What is the number of lines in the data that contain "caption"? Respond with nothing else.

______

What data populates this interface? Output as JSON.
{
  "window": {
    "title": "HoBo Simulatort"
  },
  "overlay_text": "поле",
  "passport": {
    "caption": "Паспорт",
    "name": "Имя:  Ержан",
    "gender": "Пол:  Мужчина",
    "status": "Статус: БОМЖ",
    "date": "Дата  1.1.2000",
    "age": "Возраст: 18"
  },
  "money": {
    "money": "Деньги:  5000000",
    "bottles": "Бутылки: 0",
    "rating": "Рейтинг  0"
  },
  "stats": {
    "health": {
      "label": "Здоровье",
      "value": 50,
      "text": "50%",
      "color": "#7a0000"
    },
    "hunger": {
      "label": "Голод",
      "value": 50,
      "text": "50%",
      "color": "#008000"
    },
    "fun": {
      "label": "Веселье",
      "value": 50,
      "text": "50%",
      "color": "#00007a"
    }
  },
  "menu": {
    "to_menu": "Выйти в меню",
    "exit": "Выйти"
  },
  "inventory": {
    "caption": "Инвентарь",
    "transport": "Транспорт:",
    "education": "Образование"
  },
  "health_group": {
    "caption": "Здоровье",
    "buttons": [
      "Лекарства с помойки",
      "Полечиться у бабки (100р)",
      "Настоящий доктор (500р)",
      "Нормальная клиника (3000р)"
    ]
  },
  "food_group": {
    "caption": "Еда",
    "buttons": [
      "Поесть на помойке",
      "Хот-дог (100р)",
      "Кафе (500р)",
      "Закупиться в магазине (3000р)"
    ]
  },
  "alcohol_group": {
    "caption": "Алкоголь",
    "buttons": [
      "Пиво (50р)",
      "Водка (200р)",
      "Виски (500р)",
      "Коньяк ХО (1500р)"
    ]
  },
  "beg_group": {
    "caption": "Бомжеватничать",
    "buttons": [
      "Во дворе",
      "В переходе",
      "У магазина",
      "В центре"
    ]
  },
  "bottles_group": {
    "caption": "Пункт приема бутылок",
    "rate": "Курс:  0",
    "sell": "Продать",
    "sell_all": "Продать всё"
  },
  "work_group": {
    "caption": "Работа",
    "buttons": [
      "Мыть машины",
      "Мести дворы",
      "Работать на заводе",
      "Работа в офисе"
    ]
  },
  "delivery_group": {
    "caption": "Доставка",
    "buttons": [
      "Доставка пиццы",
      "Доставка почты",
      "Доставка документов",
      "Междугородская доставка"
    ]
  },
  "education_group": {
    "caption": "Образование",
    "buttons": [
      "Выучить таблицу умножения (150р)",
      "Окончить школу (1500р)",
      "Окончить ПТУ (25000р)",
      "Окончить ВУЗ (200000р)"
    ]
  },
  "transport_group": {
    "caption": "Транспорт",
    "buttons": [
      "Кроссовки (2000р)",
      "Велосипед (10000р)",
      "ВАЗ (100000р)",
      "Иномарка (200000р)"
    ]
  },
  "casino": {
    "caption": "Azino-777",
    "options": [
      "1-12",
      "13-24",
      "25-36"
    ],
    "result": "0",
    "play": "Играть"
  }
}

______

Solution: 12